First of all, no, the title isn’t a metaphor. It’s actually one of the strange things that happen, quite literally, in Arthur Kopit’s psycho-absurdist farce. First performed about 50 years ago, this play is a parody of Freudian psychology and all its extenuating effects on sex, family and relationships. And this production at CSU Summer Stages, although overcooked in parts, triggers much of this work’s dark comedy that still retains its punch.
The domineering and despicable Madame Rosepettle is traveling through the Caribbean with her neurotic, stuttering and barely functional grown son Jonathan in tow. She constantly refers to him using one of her dead husband’s several names while dad himself is never far away—stuffed and hanging in the closet when he isn’t tucked into his traveling coffin.

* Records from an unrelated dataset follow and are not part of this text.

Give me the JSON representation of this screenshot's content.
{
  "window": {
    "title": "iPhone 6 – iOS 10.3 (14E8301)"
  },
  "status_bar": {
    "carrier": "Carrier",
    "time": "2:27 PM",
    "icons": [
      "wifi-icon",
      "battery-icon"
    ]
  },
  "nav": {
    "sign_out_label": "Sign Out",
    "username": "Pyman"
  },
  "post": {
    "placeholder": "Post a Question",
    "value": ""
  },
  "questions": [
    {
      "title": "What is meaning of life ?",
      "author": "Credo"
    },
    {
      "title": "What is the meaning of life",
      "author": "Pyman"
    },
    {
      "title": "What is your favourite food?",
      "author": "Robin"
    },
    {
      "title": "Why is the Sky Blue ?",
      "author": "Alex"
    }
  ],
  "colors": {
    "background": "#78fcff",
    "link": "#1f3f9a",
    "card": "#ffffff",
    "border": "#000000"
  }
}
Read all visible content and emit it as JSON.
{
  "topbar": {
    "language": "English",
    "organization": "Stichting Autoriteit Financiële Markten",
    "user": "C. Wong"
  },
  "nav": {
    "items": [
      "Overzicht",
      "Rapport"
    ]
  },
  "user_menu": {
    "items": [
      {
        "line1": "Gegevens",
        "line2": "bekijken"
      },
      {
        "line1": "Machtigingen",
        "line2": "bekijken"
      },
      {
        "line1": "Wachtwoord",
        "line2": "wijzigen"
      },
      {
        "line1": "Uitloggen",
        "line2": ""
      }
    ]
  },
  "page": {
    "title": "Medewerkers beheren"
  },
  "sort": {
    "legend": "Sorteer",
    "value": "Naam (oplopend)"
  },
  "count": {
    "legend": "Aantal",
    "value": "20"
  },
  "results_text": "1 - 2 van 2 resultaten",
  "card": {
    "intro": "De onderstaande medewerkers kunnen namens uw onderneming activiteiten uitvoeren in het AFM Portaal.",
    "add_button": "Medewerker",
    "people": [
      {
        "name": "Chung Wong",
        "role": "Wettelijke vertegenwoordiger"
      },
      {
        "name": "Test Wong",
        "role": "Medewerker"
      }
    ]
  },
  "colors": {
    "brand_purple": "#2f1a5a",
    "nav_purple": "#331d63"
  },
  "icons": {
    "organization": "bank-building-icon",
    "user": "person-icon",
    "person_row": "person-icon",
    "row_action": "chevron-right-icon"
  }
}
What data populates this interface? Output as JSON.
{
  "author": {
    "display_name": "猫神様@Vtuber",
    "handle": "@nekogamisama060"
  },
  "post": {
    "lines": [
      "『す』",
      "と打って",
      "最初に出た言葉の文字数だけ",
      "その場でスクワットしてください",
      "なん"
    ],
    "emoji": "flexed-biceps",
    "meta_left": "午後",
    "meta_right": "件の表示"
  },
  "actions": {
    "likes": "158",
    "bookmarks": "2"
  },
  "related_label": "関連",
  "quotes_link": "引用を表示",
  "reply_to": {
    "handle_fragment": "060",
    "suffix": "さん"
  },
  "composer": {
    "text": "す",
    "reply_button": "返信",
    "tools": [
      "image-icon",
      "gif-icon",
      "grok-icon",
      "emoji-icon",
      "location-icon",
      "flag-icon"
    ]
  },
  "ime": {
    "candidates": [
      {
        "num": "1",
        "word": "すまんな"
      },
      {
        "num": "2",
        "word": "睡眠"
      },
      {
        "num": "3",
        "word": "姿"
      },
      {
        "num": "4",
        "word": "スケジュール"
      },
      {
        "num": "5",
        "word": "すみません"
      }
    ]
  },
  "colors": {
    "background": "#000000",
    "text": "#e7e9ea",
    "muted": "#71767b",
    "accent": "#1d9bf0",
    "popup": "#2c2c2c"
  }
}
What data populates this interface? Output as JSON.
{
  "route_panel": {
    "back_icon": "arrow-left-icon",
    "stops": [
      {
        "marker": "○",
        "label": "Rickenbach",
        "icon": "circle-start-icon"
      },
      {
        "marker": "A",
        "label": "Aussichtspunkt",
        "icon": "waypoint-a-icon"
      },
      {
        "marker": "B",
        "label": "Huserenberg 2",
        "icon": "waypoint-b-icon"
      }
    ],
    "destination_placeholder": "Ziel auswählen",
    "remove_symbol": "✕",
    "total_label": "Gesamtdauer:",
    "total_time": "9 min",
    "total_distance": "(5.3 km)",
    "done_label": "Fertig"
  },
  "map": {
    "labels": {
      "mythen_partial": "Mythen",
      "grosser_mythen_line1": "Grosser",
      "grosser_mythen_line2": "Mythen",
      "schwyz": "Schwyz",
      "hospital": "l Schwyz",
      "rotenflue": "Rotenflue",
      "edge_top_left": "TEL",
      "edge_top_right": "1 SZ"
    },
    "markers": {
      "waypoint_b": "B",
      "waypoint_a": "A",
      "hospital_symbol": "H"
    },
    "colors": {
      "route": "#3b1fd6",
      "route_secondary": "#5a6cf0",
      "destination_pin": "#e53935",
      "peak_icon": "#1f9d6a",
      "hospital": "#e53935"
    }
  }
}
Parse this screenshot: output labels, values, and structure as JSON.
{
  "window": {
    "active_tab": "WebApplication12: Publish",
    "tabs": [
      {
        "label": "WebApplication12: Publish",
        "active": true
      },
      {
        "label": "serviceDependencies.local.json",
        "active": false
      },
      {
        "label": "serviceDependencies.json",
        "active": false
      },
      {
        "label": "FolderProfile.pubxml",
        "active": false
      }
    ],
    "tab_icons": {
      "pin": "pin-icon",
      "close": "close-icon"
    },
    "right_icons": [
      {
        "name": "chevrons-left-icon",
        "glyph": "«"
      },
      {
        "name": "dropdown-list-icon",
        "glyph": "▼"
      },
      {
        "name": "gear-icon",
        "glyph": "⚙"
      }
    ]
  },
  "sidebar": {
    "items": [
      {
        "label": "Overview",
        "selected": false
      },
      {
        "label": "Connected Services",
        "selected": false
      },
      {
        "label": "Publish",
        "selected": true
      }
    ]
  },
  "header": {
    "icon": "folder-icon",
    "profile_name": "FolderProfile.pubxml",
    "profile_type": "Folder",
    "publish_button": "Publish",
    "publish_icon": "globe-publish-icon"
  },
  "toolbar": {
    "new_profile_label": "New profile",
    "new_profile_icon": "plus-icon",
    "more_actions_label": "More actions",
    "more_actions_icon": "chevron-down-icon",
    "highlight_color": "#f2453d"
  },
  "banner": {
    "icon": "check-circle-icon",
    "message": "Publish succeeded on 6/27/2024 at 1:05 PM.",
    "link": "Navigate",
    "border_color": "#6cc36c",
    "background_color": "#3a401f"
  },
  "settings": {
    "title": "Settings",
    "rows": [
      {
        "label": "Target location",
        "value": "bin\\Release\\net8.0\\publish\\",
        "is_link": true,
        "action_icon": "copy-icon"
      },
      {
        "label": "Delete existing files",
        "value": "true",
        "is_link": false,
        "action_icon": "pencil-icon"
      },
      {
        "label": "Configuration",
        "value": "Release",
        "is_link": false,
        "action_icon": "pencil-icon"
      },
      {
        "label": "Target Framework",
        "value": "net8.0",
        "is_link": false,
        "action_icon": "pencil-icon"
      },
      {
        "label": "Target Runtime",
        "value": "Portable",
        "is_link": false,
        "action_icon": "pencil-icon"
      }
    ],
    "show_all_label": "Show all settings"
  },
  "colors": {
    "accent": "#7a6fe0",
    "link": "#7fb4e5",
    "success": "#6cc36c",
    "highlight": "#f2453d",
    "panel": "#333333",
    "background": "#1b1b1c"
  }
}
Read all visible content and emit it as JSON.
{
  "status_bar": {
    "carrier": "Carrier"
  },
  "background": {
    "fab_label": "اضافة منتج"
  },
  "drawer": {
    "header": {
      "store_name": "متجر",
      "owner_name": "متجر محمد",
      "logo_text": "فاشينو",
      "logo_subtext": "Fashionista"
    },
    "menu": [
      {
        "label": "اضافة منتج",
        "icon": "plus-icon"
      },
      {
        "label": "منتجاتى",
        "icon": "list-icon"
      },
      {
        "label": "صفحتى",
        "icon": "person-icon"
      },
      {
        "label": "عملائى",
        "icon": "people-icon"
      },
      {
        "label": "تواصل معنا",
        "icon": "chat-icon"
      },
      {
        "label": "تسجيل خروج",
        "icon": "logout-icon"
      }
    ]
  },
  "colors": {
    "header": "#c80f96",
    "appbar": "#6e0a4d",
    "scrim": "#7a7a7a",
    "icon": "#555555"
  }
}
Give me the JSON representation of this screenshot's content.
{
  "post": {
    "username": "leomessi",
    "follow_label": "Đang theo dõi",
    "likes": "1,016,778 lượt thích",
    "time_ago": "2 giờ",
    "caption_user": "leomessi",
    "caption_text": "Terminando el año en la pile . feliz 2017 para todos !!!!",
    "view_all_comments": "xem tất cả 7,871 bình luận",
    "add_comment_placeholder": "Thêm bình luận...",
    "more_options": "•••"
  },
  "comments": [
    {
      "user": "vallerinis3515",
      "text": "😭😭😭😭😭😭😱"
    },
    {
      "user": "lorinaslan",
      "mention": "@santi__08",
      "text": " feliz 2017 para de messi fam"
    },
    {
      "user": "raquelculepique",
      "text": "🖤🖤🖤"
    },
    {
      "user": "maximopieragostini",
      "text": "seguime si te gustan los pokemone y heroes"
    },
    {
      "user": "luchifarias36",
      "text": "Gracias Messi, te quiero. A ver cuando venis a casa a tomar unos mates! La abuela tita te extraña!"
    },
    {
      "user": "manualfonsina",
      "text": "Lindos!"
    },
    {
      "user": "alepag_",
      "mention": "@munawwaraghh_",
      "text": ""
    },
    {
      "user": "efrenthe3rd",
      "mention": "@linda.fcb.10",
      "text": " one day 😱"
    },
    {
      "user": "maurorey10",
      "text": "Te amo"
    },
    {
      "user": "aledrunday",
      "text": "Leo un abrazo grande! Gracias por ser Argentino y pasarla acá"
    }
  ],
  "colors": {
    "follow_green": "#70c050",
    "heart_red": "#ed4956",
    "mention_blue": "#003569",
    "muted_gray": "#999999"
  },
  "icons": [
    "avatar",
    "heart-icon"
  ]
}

By keeping sonny under lock and key, and then allowing him some restricted face time with the mysterious and sensuous Rosalie, mommy attempts to protect Jonathan from the evil world—inside her head. Seeking companionship of her own, she wines and dines Commodore Roseabove, an older gentleman who is first smitten and then repulsed as Madame reveals herself.
As Rosepettle, Everett Quinton handles his cross-gender task with teeth-clenching intensity. This approach feels a bit over-torqued in the first act, as mom and boy set up housekeeping with her vicious menagerie: a piranha and two Venus flytraps, each played by actors. Similarly, Eric Perusek as Jonathan is working his Aspergers-like mannerisms so hard early on that we can’t glimpse the character underneath.
However, both performers ease up a little in the second act and the gears of the farce start to engage. Rosepettle’s scene with Roseabove, works exceptionally well, thanks to Quinton’s hypnotically malevolent monolog about Madame’s first hubby, and George Roth, who gives the Commodore a sweet innocence that wilts under Rosepettle’s onslaught.
Perusek feels much more genuinely vulnerable in the second act as he reaches a climax (not the kind you might expect) with Rosalie. As Rosalie, Jillian Bumpas plays it all a bit too straight, not allowing us to see any of this woman’s shadows until her last scene.
Director Scott Spence keeps the pace brisk (helpful, since the play is overwritten in parts) and uses a clever playlist of florid tunes (Bolero, all during the intermission) to highlight the weird unreality of these goings-on. If you’re in the mood for some good old 1960’s style absurdist fun, this might just be your ticket.
Oh Dad, Poor Dad, Mamma’s Hung You in the Closet and I’m Feeling so Sad
July 30 and August 6, CSU Summer Stages,
CSU Factory Theatre, Chester Ave. and E. 23 St.,